There are two other abysmal things about THE INFORMERS:  Firstly, the period detail here (to take a catchphrase from the decade) is like sooooo totally lacking.  Yes, we have the obligatory haircuts, clothes, the odd pop tunes blaring on the soundtrack, and so forth, but there is rarely a moment where the film feels of its time; it just comes off as artificial as its characters.  Secondly, what in the hell is THE INFORMERS trying to say and what tone is it really aiming for?  I have no doubt that Ellis was trying for satire (much as he did to rousing success in AMERICAN PSYCHO), but his attempts here lack any sort of incisive bite.  The “heart” of the film (if I could day that) would be to paint a desolate portrait of the barren, disheartened, and redemptive-free landscape of these Californians at a time typified by greed, lust, and all forms of excess.  However, since the film is so bankrupt in terms of capturing the look of the times, not to mention having virtually nothing of real value to say about these characters and the worlds they inhabit, most of THE INFORMERS comes off as some sort of perverse and wrongheaded farce and an exaggerated prerogative of the decade.  If the film embraced its satiric leanings more fully, then it certainly would have provided for more scathing commentary at the social hypocrisies of its time.  No dice, seeing as it just flounders in human unpleasantness. 
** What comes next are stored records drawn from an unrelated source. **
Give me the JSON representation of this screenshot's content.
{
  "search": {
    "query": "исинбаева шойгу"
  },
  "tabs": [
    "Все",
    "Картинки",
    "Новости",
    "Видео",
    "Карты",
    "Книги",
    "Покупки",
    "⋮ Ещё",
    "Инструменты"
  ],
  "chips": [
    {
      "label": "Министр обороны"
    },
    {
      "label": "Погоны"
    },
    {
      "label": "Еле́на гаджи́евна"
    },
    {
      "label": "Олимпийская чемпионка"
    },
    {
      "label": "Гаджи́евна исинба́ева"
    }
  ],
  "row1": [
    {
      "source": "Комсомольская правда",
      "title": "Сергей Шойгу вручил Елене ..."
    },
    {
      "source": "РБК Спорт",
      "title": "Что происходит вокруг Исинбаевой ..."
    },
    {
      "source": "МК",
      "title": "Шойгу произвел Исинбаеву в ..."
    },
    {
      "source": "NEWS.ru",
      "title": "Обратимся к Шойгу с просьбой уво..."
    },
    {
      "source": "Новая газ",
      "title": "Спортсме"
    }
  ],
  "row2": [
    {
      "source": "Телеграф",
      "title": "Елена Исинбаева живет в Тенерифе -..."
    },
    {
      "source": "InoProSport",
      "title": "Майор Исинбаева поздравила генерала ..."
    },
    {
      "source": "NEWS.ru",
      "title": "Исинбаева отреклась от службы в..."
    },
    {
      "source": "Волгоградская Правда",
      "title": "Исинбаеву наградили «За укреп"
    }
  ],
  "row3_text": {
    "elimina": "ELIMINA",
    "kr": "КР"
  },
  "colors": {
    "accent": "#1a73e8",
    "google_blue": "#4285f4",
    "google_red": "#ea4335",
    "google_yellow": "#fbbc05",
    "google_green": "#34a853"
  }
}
At least the film’s final scene had evidence of highlighting the deathly consequences of one of the character’s unwholesome life choices.  Beyond that, THE INFORMERS is superficially about shared doom and nothing more, which is what makes it the ultimate cure for insomnia.  That, and its cheap and plodding soap opera-esque storyline about promiscuous Tinseltown  sex, drugs, rock 'n roll…and then more of the same…has nothing genuine to contribute to viewers that has not been commented on by so many previous better films.  It’s just a horrible film about horrible people that made me feel horrible inside and its ending gave me the only satisfied relief.

  H O M E